■ **Assignment**
The answer should consist of the records below, repeated exactly, and no pictures.

##### The input

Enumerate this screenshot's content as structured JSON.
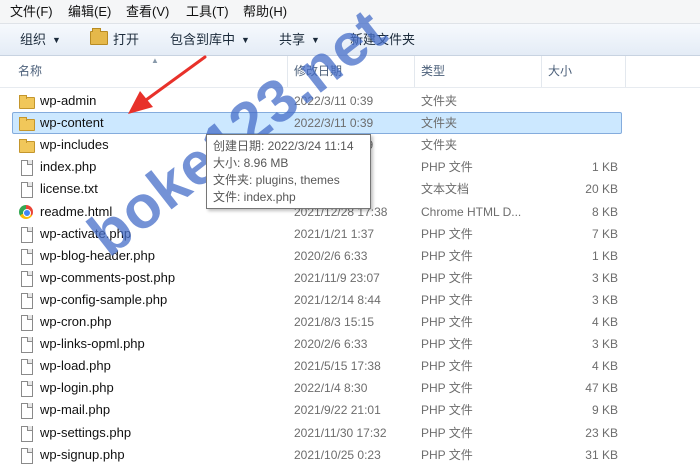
{
  "menu": {
    "file": "文件(F)",
    "edit": "编辑(E)",
    "view": "查看(V)",
    "tools": "工具(T)",
    "help": "帮助(H)"
  },
  "toolbar": {
    "organize": "组织",
    "open": "打开",
    "include_library": "包含到库中",
    "share": "共享",
    "new_folder": "新建文件夹"
  },
  "columns": {
    "name": "名称",
    "date": "修改日期",
    "type": "类型",
    "size": "大小"
  },
  "files": [
    {
      "name": "wp-admin",
      "date": "2022/3/11 0:39",
      "type": "文件夹",
      "size": "",
      "icon": "folder-icon"
    },
    {
      "name": "wp-content",
      "date": "2022/3/11 0:39",
      "type": "文件夹",
      "size": "",
      "icon": "folder-icon"
    },
    {
      "name": "wp-includes",
      "date": "2022/3/11 0:39",
      "type": "文件夹",
      "size": "",
      "icon": "folder-icon"
    },
    {
      "name": "index.php",
      "date": "2020/2/6 6:33",
      "type": "PHP 文件",
      "size": "1 KB",
      "icon": "file-icon"
    },
    {
      "name": "license.txt",
      "date": "2022/1/1 0:46",
      "type": "文本文档",
      "size": "20 KB",
      "icon": "file-icon"
    },
    {
      "name": "readme.html",
      "date": "2021/12/28 17:38",
      "type": "Chrome HTML D...",
      "size": "8 KB",
      "icon": "chrome-icon"
    },
    {
      "name": "wp-activate.php",
      "date": "2021/1/21 1:37",
      "type": "PHP 文件",
      "size": "7 KB",
      "icon": "file-icon"
    },
    {
      "name": "wp-blog-header.php",
      "date": "2020/2/6 6:33",
      "type": "PHP 文件",
      "size": "1 KB",
      "icon": "file-icon"
    },
    {
      "name": "wp-comments-post.php",
      "date": "2021/11/9 23:07",
      "type": "PHP 文件",
      "size": "3 KB",
      "icon": "file-icon"
    },
    {
      "name": "wp-config-sample.php",
      "date": "2021/12/14 8:44",
      "type": "PHP 文件",
      "size": "3 KB",
      "icon": "file-icon"
    },
    {
      "name": "wp-cron.php",
      "date": "2021/8/3 15:15",
      "type": "PHP 文件",
      "size": "4 KB",
      "icon": "file-icon"
    },
    {
      "name": "wp-links-opml.php",
      "date": "2020/2/6 6:33",
      "type": "PHP 文件",
      "size": "3 KB",
      "icon": "file-icon"
    },
    {
      "name": "wp-load.php",
      "date": "2021/5/15 17:38",
      "type": "PHP 文件",
      "size": "4 KB",
      "icon": "file-icon"
    },
    {
      "name": "wp-login.php",
      "date": "2022/1/4 8:30",
      "type": "PHP 文件",
      "size": "47 KB",
      "icon": "file-icon"
    },
    {
      "name": "wp-mail.php",
      "date": "2021/9/22 21:01",
      "type": "PHP 文件",
      "size": "9 KB",
      "icon": "file-icon"
    },
    {
      "name": "wp-settings.php",
      "date": "2021/11/30 17:32",
      "type": "PHP 文件",
      "size": "23 KB",
      "icon": "file-icon"
    },
    {
      "name": "wp-signup.php",
      "date": "2021/10/25 0:23",
      "type": "PHP 文件",
      "size": "31 KB",
      "icon": "file-icon"
    }
  ],
  "selected_index": 1,
  "tooltip": {
    "created": "创建日期: 2022/3/24 11:14",
    "size": "大小: 8.96 MB",
    "folders": "文件夹: plugins, themes",
    "files": "文件: index.php"
  },
  "watermark": "boke123.net",
  "colors": {
    "selection": "#cce8ff",
    "selection_border": "#84acdd",
    "arrow": "#e8312a",
    "watermark": "#466ec8"
  }
}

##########

■ **Exercise solution**
Enumerate this screenshot's content as structured JSON.
{
  "menu": {
    "file": "文件(F)",
    "edit": "编辑(E)",
    "view": "查看(V)",
    "tools": "工具(T)",
    "help": "帮助(H)"
  },
  "toolbar": {
    "organize": "组织",
    "open": "打开",
    "include_library": "包含到库中",
    "share": "共享",
    "new_folder": "新建文件夹"
  },
  "columns": {
    "name": "名称",
    "date": "修改日期",
    "type": "类型",
    "size": "大小"
  },
  "files": [
    {
      "name": "wp-admin",
      "date": "2022/3/11 0:39",
      "type": "文件夹",
      "size": "",
      "icon": "folder-icon"
    },
    {
      "name": "wp-content",
      "date": "2022/3/11 0:39",
      "type": "文件夹",
      "size": "",
      "icon": "folder-icon"
    },
    {
      "name": "wp-includes",
      "date": "2022/3/11 0:39",
      "type": "文件夹",
      "size": "",
      "icon": "folder-icon"
    },
    {
      "name": "index.php",
      "date": "2020/2/6 6:33",
      "type": "PHP 文件",
      "size": "1 KB",
      "icon": "file-icon"
    },
    {
      "name": "license.txt",
      "date": "2022/1/1 0:46",
      "type": "文本文档",
      "size": "20 KB",
      "icon": "file-icon"
    },
    {
      "name": "readme.html",
      "date": "2021/12/28 17:38",
      "type": "Chrome HTML D...",
      "size": "8 KB",
      "icon": "chrome-icon"
    },
    {
      "name": "wp-activate.php",
      "date": "2021/1/21 1:37",
      "type": "PHP 文件",
      "size": "7 KB",
      "icon": "file-icon"
    },
    {
      "name": "wp-blog-header.php",
      "date": "2020/2/6 6:33",
      "type": "PHP 文件",
      "size": "1 KB",
      "icon": "file-icon"
    },
    {
      "name": "wp-comments-post.php",
      "date": "2021/11/9 23:07",
      "type": "PHP 文件",
      "size": "3 KB",
      "icon": "file-icon"
    },
    {
      "name": "wp-config-sample.php",
      "date": "2021/12/14 8:44",
      "type": "PHP 文件",
      "size": "3 KB",
      "icon": "file-icon"
    },
    {
      "name": "wp-cron.php",
      "date": "2021/8/3 15:15",
      "type": "PHP 文件",
      "size": "4 KB",
      "icon": "file-icon"
    },
    {
      "name": "wp-links-opml.php",
      "date": "2020/2/6 6:33",
      "type": "PHP 文件",
      "size": "3 KB",
      "icon": "file-icon"
    },
    {
      "name": "wp-load.php",
      "date": "2021/5/15 17:38",
      "type": "PHP 文件",
      "size": "4 KB",
      "icon": "file-icon"
    },
    {
      "name": "wp-login.php",
      "date": "2022/1/4 8:30",
      "type": "PHP 文件",
      "size": "47 KB",
      "icon": "file-icon"
    },
    {
      "name": "wp-mail.php",
      "date": "2021/9/22 21:01",
      "type": "PHP 文件",
      "size": "9 KB",
      "icon": "file-icon"
    },
    {
      "name": "wp-settings.php",
      "date": "2021/11/30 17:32",
      "type": "PHP 文件",
      "size": "23 KB",
      "icon": "file-icon"
    },
    {
      "name": "wp-signup.php",
      "date": "2021/10/25 0:23",
      "type": "PHP 文件",
      "size": "31 KB",
      "icon": "file-icon"
    }
  ],
  "selected_index": 1,
  "tooltip": {
    "created": "创建日期: 2022/3/24 11:14",
    "size": "大小: 8.96 MB",
    "folders": "文件夹: plugins, themes",
    "files": "文件: index.php"
  },
  "watermark": "boke123.net",
  "colors": {
    "selection": "#cce8ff",
    "selection_border": "#84acdd",
    "arrow": "#e8312a",
    "watermark": "#466ec8"
  }
}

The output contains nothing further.